The tail end, I did not see coming. It does however lend itself to the next book, ‘The man with the Golden gun’. What I did not see coming, were the words attributed to M and Mary Goodnight. A reminder, within context, of Bond’s human frailty. Summed up neatly by Blofeld terming Bond a thug directed by dolts in authority. Then there is the Bond girl, her actions are described in a vignette that makes you smile. All because the lady loves bond. Since he dressed as a ninja, that famous sales slogan seems apt.

Three more to go.

Bond and the books

Going slightly crispy in the Ibizan sun, lends itself to reading more of the Ian Fleming ‘Bond’ Novels. Steady headway is being made through the franchise. With Octopussy/living daylights, you only live twice and the man with the golden gun remaining, the journey has been something of a roller coaster.

‘The spy who loved me’ was not the best. Mainly as Bond is reduced to a bit player, who conveniently just turns up. The female protagonist-the book is written through her eyes-is clunky, naive, scared and a sap. Characteristic, of all of Flemings females. I dislike his construction of female characters. In my humble opinion, Fleming would have benefited from a chat with Joss Whedon. Whedon, knows full well that strong female characters are more than capable of having a mind of their own, without having to drop their knickers. Often displaying bigger, and better balls of steel than their male counterparts.

So I was a bit cheesed off; not particularly relishing ‘on her majesty’s secret service.’ I have always known that there was a Mrs.Bond, albeit briefly. So this was the kicker for the book. How does the worlds ultimate diamond geezer get the girl?

Well, he has an epiphany. It is that simple. James-M calls him that from time to time-has a moment. And for all his toss pot ness, you could almost give him a hug and tell him well done. He is after all, slowly killing himself. Mrs bond-Tracy-is pretty much doing the same. Two kindred spirits who could mend each other.

Alas, mrs.bond is still a damsel in distress. And you will have to read it to know what happens; if you like me, are not likely to watch the film.

The plot itself is far fetched. I did laugh, and at bond being a faux aristo. Especially, when the movies give him that feel anyway. There is brief mentions of skyfall and world is not enough. A very short shutter lens moment into Bond’s background. Christmas dinner with M, is a cosy window that reminds us of how alone James Bond is and always will be.

Blofeld is indeed there, but a broad brush stroke. Reminiscent, actually, of ‘Thunderball’. The one thing that kept me going through the book though, was the sketch from the opening ceremony of the 2012 Olympics. The one with Her Majesty and James Bond parachuting from the plane. Now I see the link!

Reading ‘for your eyes only’ was a disappointment.
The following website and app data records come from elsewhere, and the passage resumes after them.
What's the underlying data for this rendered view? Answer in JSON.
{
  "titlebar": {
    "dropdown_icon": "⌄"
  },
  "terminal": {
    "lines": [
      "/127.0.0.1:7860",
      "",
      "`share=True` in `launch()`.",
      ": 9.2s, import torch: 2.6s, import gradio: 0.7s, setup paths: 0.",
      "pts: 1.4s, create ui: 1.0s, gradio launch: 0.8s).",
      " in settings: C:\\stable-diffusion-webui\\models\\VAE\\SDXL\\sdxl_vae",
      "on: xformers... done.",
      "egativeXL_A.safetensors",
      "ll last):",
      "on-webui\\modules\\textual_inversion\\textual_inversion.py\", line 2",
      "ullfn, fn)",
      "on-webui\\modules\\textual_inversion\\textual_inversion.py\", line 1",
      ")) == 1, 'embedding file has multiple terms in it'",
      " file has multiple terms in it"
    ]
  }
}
A little fish, that hildebrand rarity, is all it hinges on. A book, that I really didn’t get. Oh, and guano. I think there was poop involved.
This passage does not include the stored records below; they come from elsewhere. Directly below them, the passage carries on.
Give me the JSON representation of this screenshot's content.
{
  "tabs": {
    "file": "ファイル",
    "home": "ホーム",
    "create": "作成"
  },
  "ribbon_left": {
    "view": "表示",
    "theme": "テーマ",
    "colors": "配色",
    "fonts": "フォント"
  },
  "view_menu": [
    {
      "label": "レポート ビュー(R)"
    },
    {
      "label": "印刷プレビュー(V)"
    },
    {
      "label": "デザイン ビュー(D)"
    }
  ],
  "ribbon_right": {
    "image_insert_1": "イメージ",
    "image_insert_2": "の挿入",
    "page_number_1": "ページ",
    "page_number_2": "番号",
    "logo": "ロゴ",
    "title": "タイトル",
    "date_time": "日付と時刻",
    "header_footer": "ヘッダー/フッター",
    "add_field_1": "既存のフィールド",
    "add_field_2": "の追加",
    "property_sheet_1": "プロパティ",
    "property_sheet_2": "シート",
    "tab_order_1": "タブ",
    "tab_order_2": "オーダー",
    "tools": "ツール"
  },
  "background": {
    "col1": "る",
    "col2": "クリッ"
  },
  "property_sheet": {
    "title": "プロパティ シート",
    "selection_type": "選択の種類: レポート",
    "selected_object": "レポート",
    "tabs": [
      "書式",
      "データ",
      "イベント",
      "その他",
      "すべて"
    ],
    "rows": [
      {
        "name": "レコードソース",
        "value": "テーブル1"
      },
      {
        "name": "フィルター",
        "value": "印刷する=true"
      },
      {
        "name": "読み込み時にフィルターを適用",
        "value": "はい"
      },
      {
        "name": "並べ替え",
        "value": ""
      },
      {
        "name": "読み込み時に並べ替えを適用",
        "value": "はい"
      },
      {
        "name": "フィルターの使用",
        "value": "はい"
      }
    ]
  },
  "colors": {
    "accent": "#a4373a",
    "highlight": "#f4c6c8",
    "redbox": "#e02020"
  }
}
It will be a year at Christmas, I chose to investigate Bond. The investigation, continues.